3. One wonders where Fr Rapperger's understanding of tradition in relation to Scripture and Magisterium is ultimately headed. The intrinsic/extrinsic distinction, and certainly the discussions of non-infallible ordinary magisterium ... these seem familiar from somewhere ...

Anonymous said...


1. You keep mentioning "new movements / communities" in connection with Fr. Rapperger's article, but I don't see where he mentions them at all. As far as I can tell he is simply contrasting contemporary Catholics who consider themselves conservative, with those he calls traditionalists, who he thinks are traditional-minded to a degree which the aforementioned conservatives are not.

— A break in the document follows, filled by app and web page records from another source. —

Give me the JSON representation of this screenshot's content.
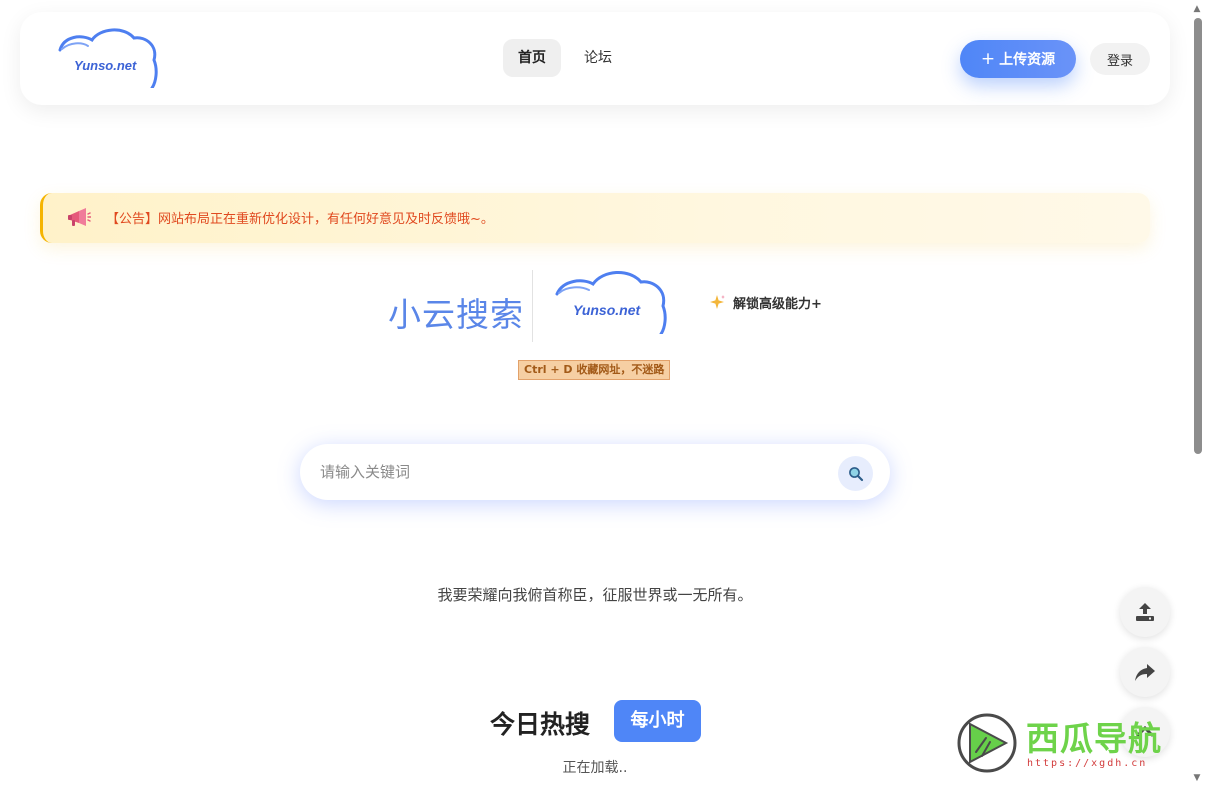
{
  "header": {
    "logo_text": "Yunso.net",
    "nav": [
      {
        "label": "首页",
        "active": true
      },
      {
        "label": "论坛",
        "active": false
      }
    ],
    "upload_label": "上传资源",
    "login_label": "登录"
  },
  "announcement": {
    "icon": "megaphone-icon",
    "text": "【公告】网站布局正在重新优化设计，有任何好意见及时反馈哦~。"
  },
  "brand": {
    "name": "小云搜索",
    "logo_text": "Yunso.net",
    "unlock_label": "解锁高级能力+",
    "bookmark_tip": "Ctrl + D 收藏网址，不迷路"
  },
  "search": {
    "placeholder": "请输入关键词",
    "value": ""
  },
  "quote": "我要荣耀向我俯首称臣，征服世界或一无所有。",
  "hot": {
    "title": "今日热搜",
    "badge": "每小时",
    "loading": "正在加载.."
  },
  "watermark": {
    "title": "西瓜导航",
    "url": "https://xgdh.cn"
  },
  "colors": {
    "accent": "#4f86f7",
    "brand_text": "#5a86e8",
    "announce_text": "#e0491f",
    "announce_border": "#f5b400"
  }
}
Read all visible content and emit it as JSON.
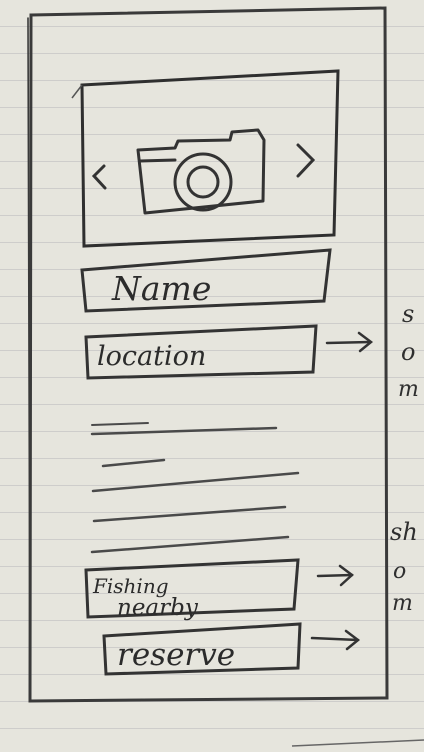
{
  "mockup": {
    "name_field": {
      "label": "Name"
    },
    "location_field": {
      "label": "location"
    },
    "fishing_nearby_button": {
      "line1": "Fishing",
      "line2": "nearby"
    },
    "reserve_button": {
      "label": "reserve"
    },
    "annotations": {
      "location_note": [
        "s",
        "o",
        "m"
      ],
      "fishing_note": [
        "sh",
        "o",
        "m"
      ]
    },
    "icons": {
      "camera": "camera-icon",
      "prev": "chevron-left-icon",
      "next": "chevron-right-icon",
      "arrow": "arrow-right-icon"
    },
    "colors": {
      "paper": "#e6e5dd",
      "pencil": "#2b2b2b"
    }
  }
}
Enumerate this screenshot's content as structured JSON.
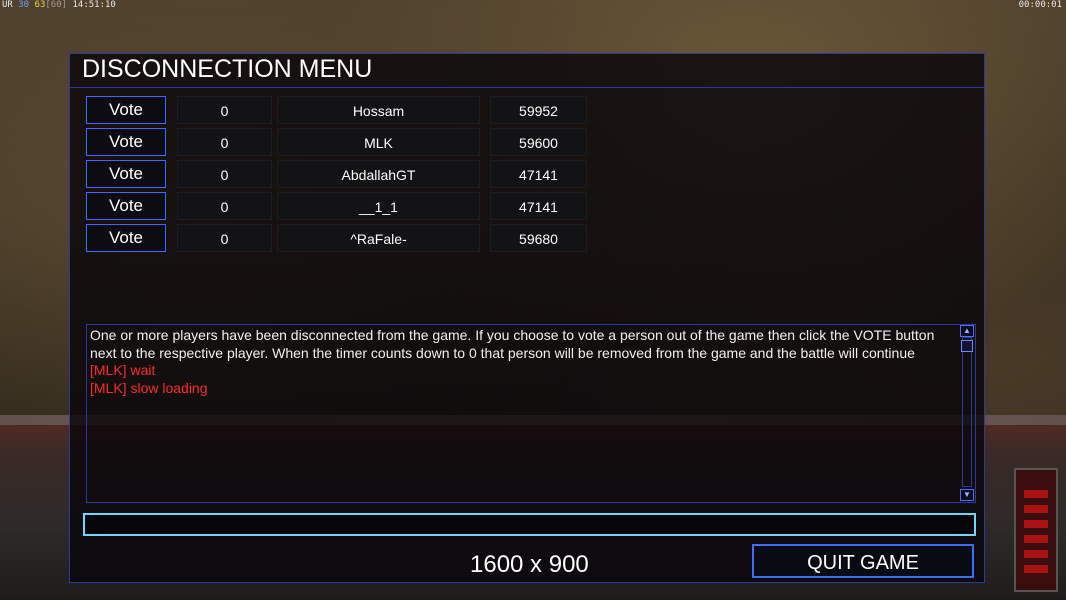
{
  "hud": {
    "left_label": "UR",
    "left_a": "30",
    "left_b": "63",
    "left_c": "[60]",
    "clock": "14:51:10",
    "timer": "00:00:01"
  },
  "dialog": {
    "title": "DISCONNECTION MENU",
    "vote_label": "Vote",
    "players": [
      {
        "votes": "0",
        "name": "Hossam",
        "ping": "59952"
      },
      {
        "votes": "0",
        "name": "MLK",
        "ping": "59600"
      },
      {
        "votes": "0",
        "name": "AbdallahGT",
        "ping": "47141"
      },
      {
        "votes": "0",
        "name": "__1_1",
        "ping": "47141"
      },
      {
        "votes": "0",
        "name": "^RaFale-",
        "ping": "59680"
      }
    ],
    "chat": {
      "system_message": "One or more players have been disconnected from the game. If you choose to vote a person out of the game then click the VOTE button next to the respective player. When the timer counts down to 0 that person will be removed from the game and the battle will continue",
      "messages": [
        "[MLK] wait",
        "[MLK] slow loading"
      ]
    },
    "input_value": "",
    "resolution_text": "1600 x 900",
    "quit_label": "QUIT GAME"
  },
  "colors": {
    "accent_border": "#3a6cff",
    "chat_message": "#ff2a2a",
    "input_border": "#6fd6ff"
  }
}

2. I just re-read Summorum pontificum and its accompanying letter, and I don't see what "demand" is made "on those who celebrate the extraordinary form with regard to the ordinary form". Can you quote it for me?

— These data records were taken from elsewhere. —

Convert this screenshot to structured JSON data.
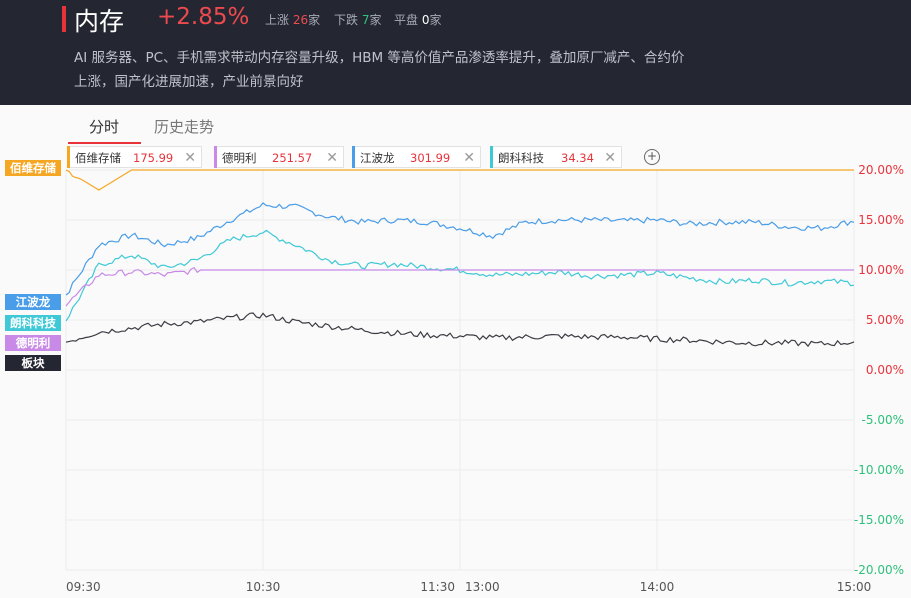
{
  "header": {
    "title": "内存",
    "change": "+2.85%",
    "up_label": "上涨",
    "up_count": "26",
    "up_unit": "家",
    "down_label": "下跌",
    "down_count": "7",
    "down_unit": "家",
    "flat_label": "平盘",
    "flat_count": "0",
    "flat_unit": "家",
    "description": "AI 服务器、PC、手机需求带动内存容量升级，HBM 等高价值产品渗透率提升，叠加原厂减产、合约价上涨，国产化进展加速，产业前景向好"
  },
  "tabs": [
    {
      "label": "分时",
      "active": true
    },
    {
      "label": "历史走势",
      "active": false
    }
  ],
  "stocks": [
    {
      "name": "佰维存储",
      "value": "175.99",
      "color": "#f5a623"
    },
    {
      "name": "德明利",
      "value": "251.57",
      "color": "#c88ae6"
    },
    {
      "name": "江波龙",
      "value": "301.99",
      "color": "#4a9de8"
    },
    {
      "name": "朗科科技",
      "value": "34.34",
      "color": "#3fc8d6"
    }
  ],
  "add_icon": "plus-circle-icon",
  "tags": [
    {
      "label": "佰维存储",
      "color": "#f5a623",
      "text_color": "#ffffff"
    },
    {
      "label": "江波龙",
      "color": "#4a9de8",
      "text_color": "#ffffff"
    },
    {
      "label": "朗科科技",
      "color": "#3fc8d6",
      "text_color": "#ffffff"
    },
    {
      "label": "德明利",
      "color": "#c88ae6",
      "text_color": "#ffffff"
    },
    {
      "label": "板块",
      "color": "#242731",
      "text_color": "#ffffff"
    }
  ],
  "chart_data": {
    "type": "line",
    "x_ticks": [
      "09:30",
      "10:30",
      "11:30",
      "13:00",
      "14:00",
      "15:00"
    ],
    "y_ticks": [
      "20.00%",
      "15.00%",
      "10.00%",
      "5.00%",
      "0.00%",
      "-5.00%",
      "-10.00%",
      "-15.00%",
      "-20.00%"
    ],
    "ylim": [
      -20,
      20
    ],
    "grid": true,
    "up_color": "#e8333b",
    "down_color": "#2ec07a",
    "x_session_index": [
      0,
      10,
      20,
      30,
      40,
      50,
      60,
      70,
      80,
      90,
      100,
      110,
      120,
      130,
      140,
      150,
      160,
      170,
      180,
      190,
      200,
      210,
      220,
      230,
      240
    ],
    "series": [
      {
        "name": "佰维存储",
        "color": "#f5a623",
        "values": [
          20.0,
          18.0,
          20.0,
          20.0,
          20.0,
          20.0,
          20.0,
          20.0,
          20.0,
          20.0,
          20.0,
          20.0,
          20.0,
          20.0,
          20.0,
          20.0,
          20.0,
          20.0,
          20.0,
          20.0,
          20.0,
          20.0,
          20.0,
          20.0,
          20.0
        ]
      },
      {
        "name": "江波龙",
        "color": "#4a9de8",
        "values": [
          7.5,
          12.5,
          13.5,
          12.5,
          13.2,
          15.0,
          16.5,
          16.3,
          15.3,
          14.8,
          15.0,
          14.8,
          14.2,
          13.4,
          14.8,
          15.0,
          15.0,
          14.9,
          15.0,
          14.6,
          14.8,
          14.8,
          14.3,
          14.2,
          14.9
        ]
      },
      {
        "name": "朗科科技",
        "color": "#3fc8d6",
        "values": [
          5.0,
          10.5,
          11.5,
          10.2,
          11.0,
          13.0,
          13.8,
          12.5,
          11.0,
          10.4,
          10.6,
          10.3,
          10.0,
          9.5,
          9.6,
          9.8,
          9.4,
          9.5,
          9.7,
          9.2,
          8.8,
          9.0,
          8.7,
          8.9,
          8.7
        ]
      },
      {
        "name": "德明利",
        "color": "#c88ae6",
        "values": [
          6.5,
          9.5,
          9.8,
          9.5,
          10.0,
          10.0,
          10.0,
          10.0,
          10.0,
          10.0,
          10.0,
          10.0,
          10.0,
          10.0,
          10.0,
          10.0,
          10.0,
          10.0,
          10.0,
          10.0,
          10.0,
          10.0,
          10.0,
          10.0,
          10.0
        ]
      },
      {
        "name": "板块",
        "color": "#3a3c42",
        "values": [
          2.8,
          3.8,
          4.2,
          4.6,
          4.8,
          5.2,
          5.5,
          4.8,
          4.4,
          4.0,
          3.7,
          3.5,
          3.4,
          3.2,
          3.3,
          3.4,
          3.3,
          3.3,
          3.1,
          3.0,
          2.8,
          2.7,
          2.7,
          2.6,
          2.8
        ]
      }
    ]
  }
}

I do see where it says, "Needless to say, in order to experience full communion, the priests of the communities adhering to the former usage cannot, as a matter of principle, exclude celebrating according to the new books. The total exclusion of the new rite would not in fact be consistent with the recognition of its value and holiness."

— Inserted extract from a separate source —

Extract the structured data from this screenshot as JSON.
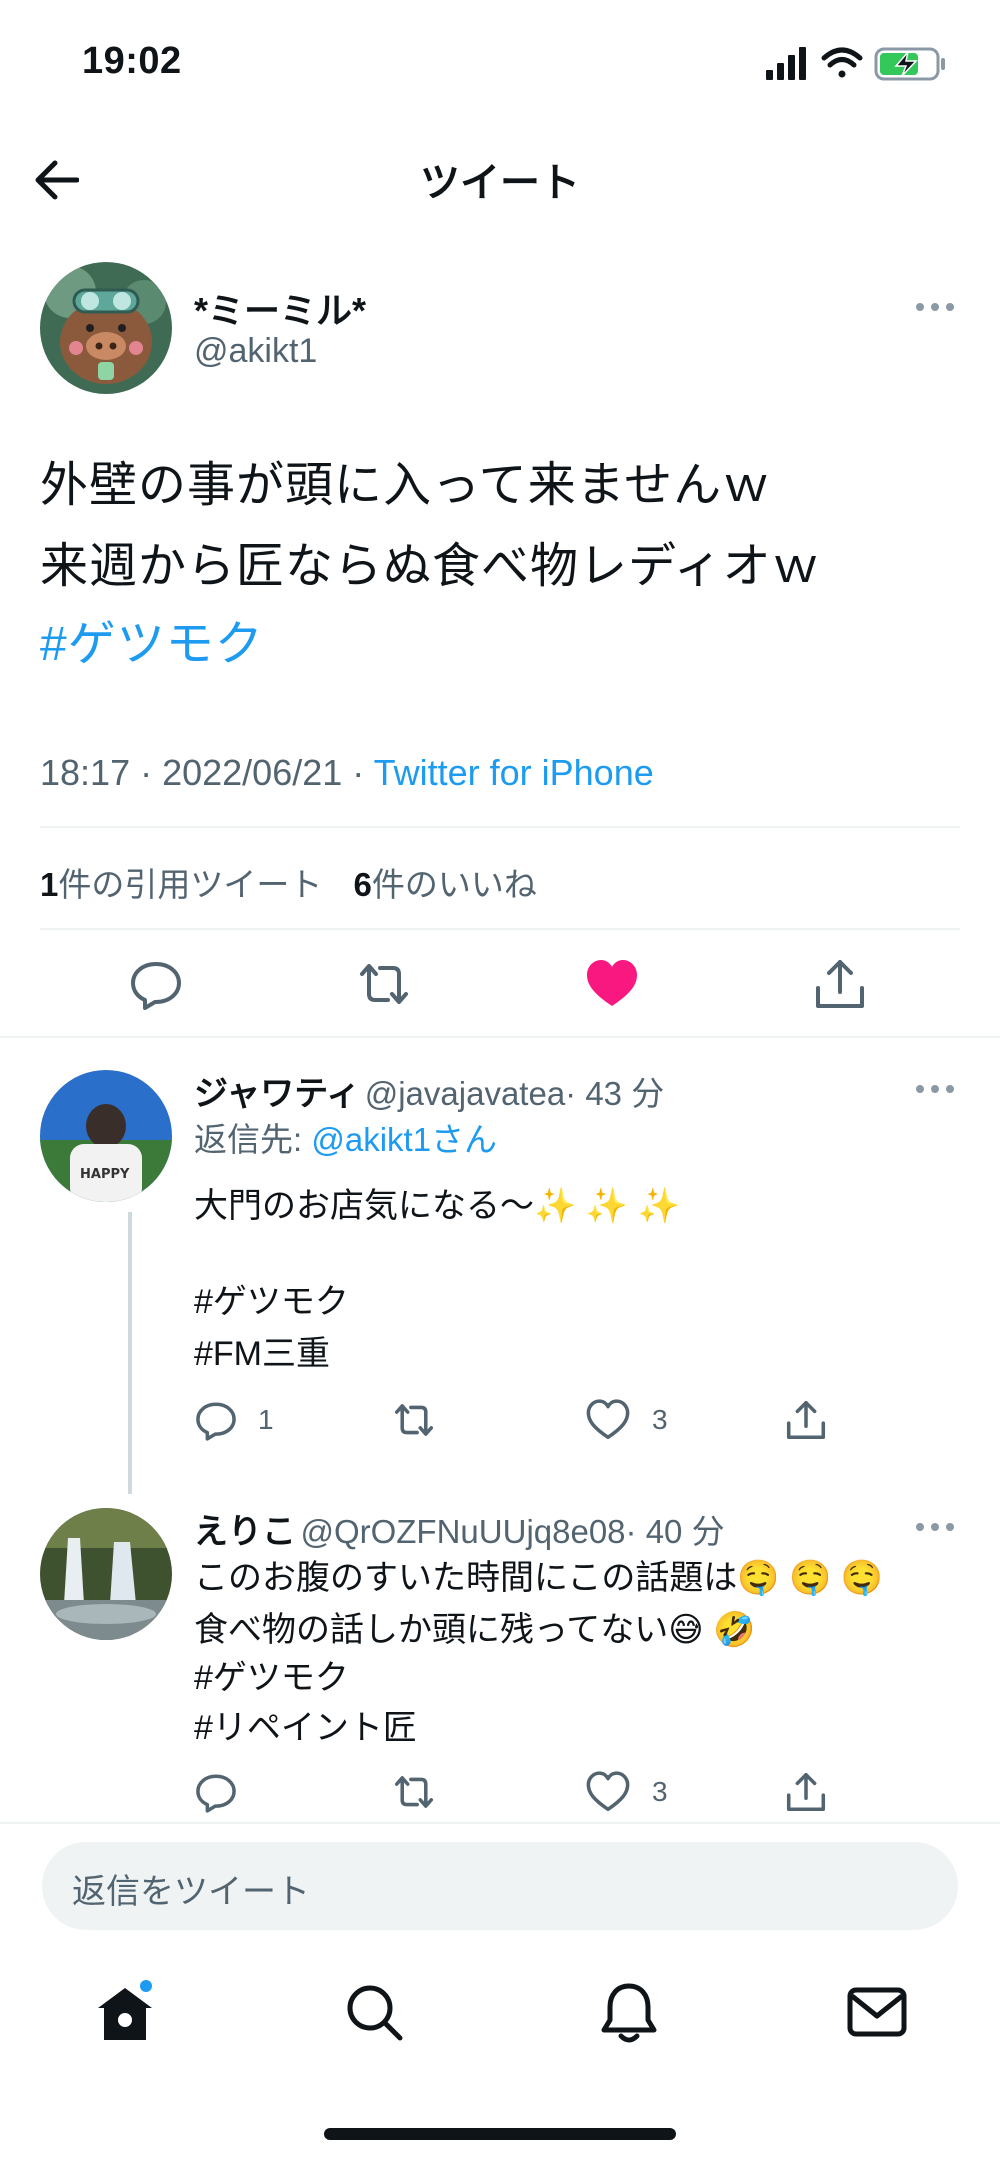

It also says, "For that matter, the two Forms of the usage of the Roman Rite can be mutually enriching: new Saints and some of the new Prefaces can and should be inserted in the old Missal."

Other than that I don't see what demands are imposed on people who prefer the extraordinary form.

3. Honestly I don't know what you mean. Where do you think Fr. Rapperger's distinctions are headed? From where are they familiar?

In all sincerity, I sense some disappointment or resentment or distaste on your part, towards people who prefer the EF mass. As far as I can discern -- and please correct me where I'm wrong -- it seems to be based on an attitude of superiority on the part of some EF adherents, an attitude that suggests the EF is clearly superior to the OF, and therefore there is something wrong with those who prefer the OF; that the latter are less faithful or devout or intelligent than EF adherents. Have I got that right?

For my part, I do think the EF is superior to the OF. But I recognize that the OF is a totally legitimate and valid form of mass. I can't help thinking the EF is better and that the Church in the Latin Rite would be better off using the EF exclusively. But there's no need to extrapolate from that fact that I hold OF adherents to be inferior in respect of their devoutness, intelligence, etc. Do you see any problem with my attitude in this regard?

Jackie Parkes MJ said...

Isn't that the whole point of what I've been saying? You can prefer what you like but the two forms are EQUAL & should be mutually enriching. We can ALL prefer EF or OF but we can only say it's better for us individually in some way otherwise you are saying something the pope EF is the preferred form of the rite.

Anyway! Tomorrow you're all getting..Miles Jesu is bi-ritual! Now hope y'all knew that!!

Anonymous said...

Cath Mom:

I don't agree that it's only a matter of preference. My belief is that the EF is objectively superior, not just better for me as an individual. And if I may engage in a bit of speculation: From certain things he has written, it's my suspicion that the Pope feels the same way about it, but that he doesn't want to just come out and say it because of the uproar which would ensue. In any event, the fact that the Pope doesn't say it publicly, doesn't prove that he doesn't think it.

Interestingly, your comment that "otherwise you are saying something the pope doesn’t", seems to fit with what Fr. Rapperger's article says about modern Catholic conservatives: that they practice "magisterialism", which he defines as "a fixation on the teachings that pertain only to the current magisterium". In other words you seem to be implying that if the current Pope doesn't believe the EF is superior to the OF, one would have to be heterodox to disagree with him. Which I do not believe is the case.